A repeated greeting at today's Activision Blizzard walkout--the second one in less than six months--was the phrase "well here we are again."
Employees based near the company's Irvine HQ trickled back into the intersection of Alton Parkway and Blizzard Way, numbering over 150 strong in a last-minute gathering that organizers say was an entirely grassroots effort.
Less time to prepare meant less signs and less supplies for Activision Blizzard employees, but the mood and energy was clear: everyone assembled was angry at Activision Blizzard leadership--and particularly CEO Bobby Kotick--for continuing to dodge accountability for theirs and their subordinate's actions.
Activision Blizzard employees assembled today after a damning Wall Street Journal report alleged that not only had Kotick allegedly participated in exploitative, abusive behavior himself, he'd reportedly covered for underlings like Treyarch co-head Dan Bunting.
And for the last few months, while Kotick and company alleged that the company is working to make much-needed change (and slamming lawsuits filed by the California Department of Fair Employment and Housing), they apparently failed to pay Blizzard co-president Jen Oneal an equal salary as her colleague and former Blizzard co-head Mike Ybarra.
Oneal's plight seemed to be top of mind for organizers and employees rallying under the banner "A Better ABK." Organizers speaking to Game Developer expressed sympathy for what she'd been through, with one developer saying they were "heartbroken" to hear her story.
Jessica Gonzalez, senior test analyst at Blizzard and one of the organizers of today's walkout, said today's revelation about how Activision Blizzard treated Oneal spoke to the fundamental flaws in company leadership, and called it a "slap in the face. Even at that level, they couldn't make it equitable or fair for the both of them to co-lead Blizzard," she said.
"If it's not coming from the top-down, how's that going to work [for us]?," she asked rhetorically. "If you're not going to hold yourself accountable, your employees will hold you accountable for the things that you say and commit to doing."
Shortly after employees began their walkout, Activision Blizzard's board of directors issued a statement backing Kotick's leadership, also stating that it "remains committed to the goal of making Activision Blizzard the most welcoming and inclusive company in the industry." Kotick is a member of the board.
A Better ABK's organizers slammed that statement, explaining that it and a video sent around to employees this morning featuring a defensive statement from Kotick felt like a "tactical approach" for this crisis. "It just seems like they're doing the bare minimum to get people off his back until the next thing happens."

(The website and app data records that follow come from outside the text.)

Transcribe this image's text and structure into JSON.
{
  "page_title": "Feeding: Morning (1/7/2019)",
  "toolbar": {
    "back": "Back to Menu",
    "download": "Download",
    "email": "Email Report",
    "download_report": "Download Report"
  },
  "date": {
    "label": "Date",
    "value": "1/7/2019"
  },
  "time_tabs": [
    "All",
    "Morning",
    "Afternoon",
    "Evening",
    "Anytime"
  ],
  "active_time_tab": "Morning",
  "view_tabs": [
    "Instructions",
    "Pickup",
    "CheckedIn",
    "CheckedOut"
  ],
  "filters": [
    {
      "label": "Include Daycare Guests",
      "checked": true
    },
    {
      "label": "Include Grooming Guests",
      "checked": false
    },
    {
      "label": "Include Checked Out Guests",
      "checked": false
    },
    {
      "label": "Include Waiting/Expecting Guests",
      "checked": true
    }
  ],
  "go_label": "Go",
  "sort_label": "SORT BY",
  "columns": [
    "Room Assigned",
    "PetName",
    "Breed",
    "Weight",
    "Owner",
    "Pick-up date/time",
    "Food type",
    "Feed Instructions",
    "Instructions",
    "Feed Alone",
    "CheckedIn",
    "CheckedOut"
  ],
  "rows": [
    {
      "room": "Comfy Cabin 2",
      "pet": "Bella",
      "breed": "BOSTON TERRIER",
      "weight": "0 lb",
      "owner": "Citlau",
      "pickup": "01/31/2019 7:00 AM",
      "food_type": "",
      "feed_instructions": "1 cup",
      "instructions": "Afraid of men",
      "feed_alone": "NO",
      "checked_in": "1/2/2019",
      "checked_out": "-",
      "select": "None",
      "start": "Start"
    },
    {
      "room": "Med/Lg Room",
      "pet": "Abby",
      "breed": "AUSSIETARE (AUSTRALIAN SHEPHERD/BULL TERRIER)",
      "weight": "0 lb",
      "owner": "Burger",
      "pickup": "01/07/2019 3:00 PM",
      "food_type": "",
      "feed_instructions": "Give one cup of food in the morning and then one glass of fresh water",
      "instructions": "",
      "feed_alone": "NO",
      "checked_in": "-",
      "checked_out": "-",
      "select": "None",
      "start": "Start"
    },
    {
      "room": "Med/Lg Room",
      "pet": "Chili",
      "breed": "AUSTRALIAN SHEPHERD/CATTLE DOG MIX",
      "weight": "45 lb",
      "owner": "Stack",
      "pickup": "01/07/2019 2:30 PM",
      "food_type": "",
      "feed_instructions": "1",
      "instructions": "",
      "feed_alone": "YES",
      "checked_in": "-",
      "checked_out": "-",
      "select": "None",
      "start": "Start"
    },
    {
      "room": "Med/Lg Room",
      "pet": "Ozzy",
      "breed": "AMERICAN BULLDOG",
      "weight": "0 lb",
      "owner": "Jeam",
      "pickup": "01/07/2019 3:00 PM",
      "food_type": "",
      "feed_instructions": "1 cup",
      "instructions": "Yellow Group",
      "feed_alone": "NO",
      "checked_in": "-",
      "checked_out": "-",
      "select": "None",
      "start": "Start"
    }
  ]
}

One of Gonzalez's fellow coordinators (who requested anonymity for fear of reprisal) also broke down how much more the board stands to benefit from Kotick's leadership based on company stock issued to employees. They explained that each board member received 250,000 shares, 10 times more than the 10,000 shares the highest-level employees could receive (and far more than junior employees, some of whom received less than 100 shares).

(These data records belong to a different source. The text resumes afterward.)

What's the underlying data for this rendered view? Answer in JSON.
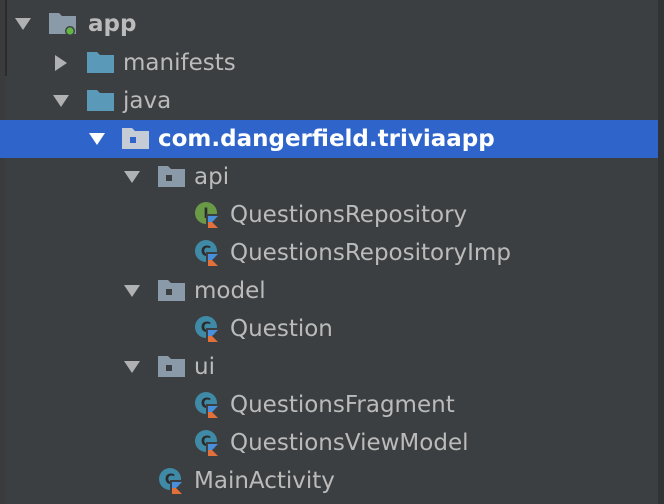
{
  "tree": {
    "root": {
      "label": "app",
      "icon": "module-folder-icon"
    },
    "manifests": {
      "label": "manifests",
      "icon": "folder-icon"
    },
    "java": {
      "label": "java",
      "icon": "source-folder-icon"
    },
    "package": {
      "label": "com.dangerfield.triviaapp",
      "icon": "package-icon"
    },
    "api": {
      "label": "api",
      "icon": "package-icon"
    },
    "questions_repository": {
      "label": "QuestionsRepository",
      "icon": "kotlin-interface-icon"
    },
    "questions_repository_imp": {
      "label": "QuestionsRepositoryImp",
      "icon": "kotlin-class-icon"
    },
    "model": {
      "label": "model",
      "icon": "package-icon"
    },
    "question": {
      "label": "Question",
      "icon": "kotlin-class-icon"
    },
    "ui": {
      "label": "ui",
      "icon": "package-icon"
    },
    "questions_fragment": {
      "label": "QuestionsFragment",
      "icon": "kotlin-class-icon"
    },
    "questions_view_model": {
      "label": "QuestionsViewModel",
      "icon": "kotlin-class-icon"
    },
    "main_activity": {
      "label": "MainActivity",
      "icon": "kotlin-class-icon"
    }
  },
  "colors": {
    "background": "#3c3f41",
    "selection": "#2f65ca",
    "folder": "#5a9ab8",
    "text": "#bbbbbb",
    "interface_badge": "#6a9a47",
    "class_badge": "#3f8aa6"
  }
}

"Of course they're going to support him," the organizer explained. "What we need now is the voices of our employees being heard in these conversations. I'm heartened by the work being done locally at Blizzard....I really do think that we're hearing messages of support from our direct leads, but it often comes at odds with what's coming out of Activision Blizzard itself."

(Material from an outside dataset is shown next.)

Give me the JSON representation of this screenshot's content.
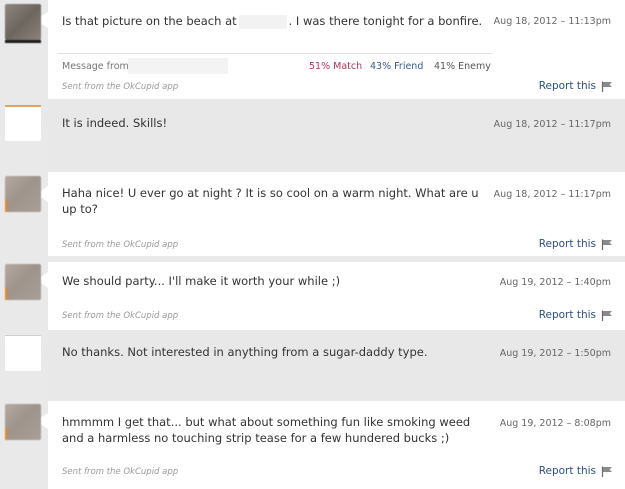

The organizer pointed out yet that Activision Blizzard has not responded to the four demands made by employees in July. Forced arbitration has apparently been ended in a "very small" amount of cases, but not company-wide. No independent third-party investigator has been brought in to review Activision Blizzard's policies, and no pay transparency has been put forth.
Activision Blizzard has scrambled to make some changes ever since the California DFEH filed its lawsuit in July, firing at least 20 employees and promising better benefits for contract workers, but the sentiment in the walkout was that its actions have been more about a cover-up and less about fundamental change.
Gonzalez said that internally, there've been references to a "third party" involved in the HR process that's been going on for the last few months. Workers have presumed that this third party was WilmerHale, the union-busting law firm that was publicly announced to be part of the company's cleanup strategy.
But according to Gonzalez, when employees ask if WilmerHale is involved in HR meetings, they don't get a response. "It's very hard to trust. We have little trust in our leadership to lead at the moment," she said.
But Gonzalez and other employees walking out seemed optimistic and energized--if only because of how many of their coworkers sprang into action today to take part in a work stoppage. They explained to us that the first walkout took an incredible amount of work from organizers, but today's efforts was "completely grassroots."
The first walkout's leaders apparently weren't even the ones to call for today's action. "People were crying out for this walkout...people demanded it," organizers explained.
It seems clear that if Activision Blizzard leadership's strategy is to play for the stakeholders, they risk alienating the employees who make their multimillion dollar games possible.
That will be especially true if any more damning revelations claw their way to the surface.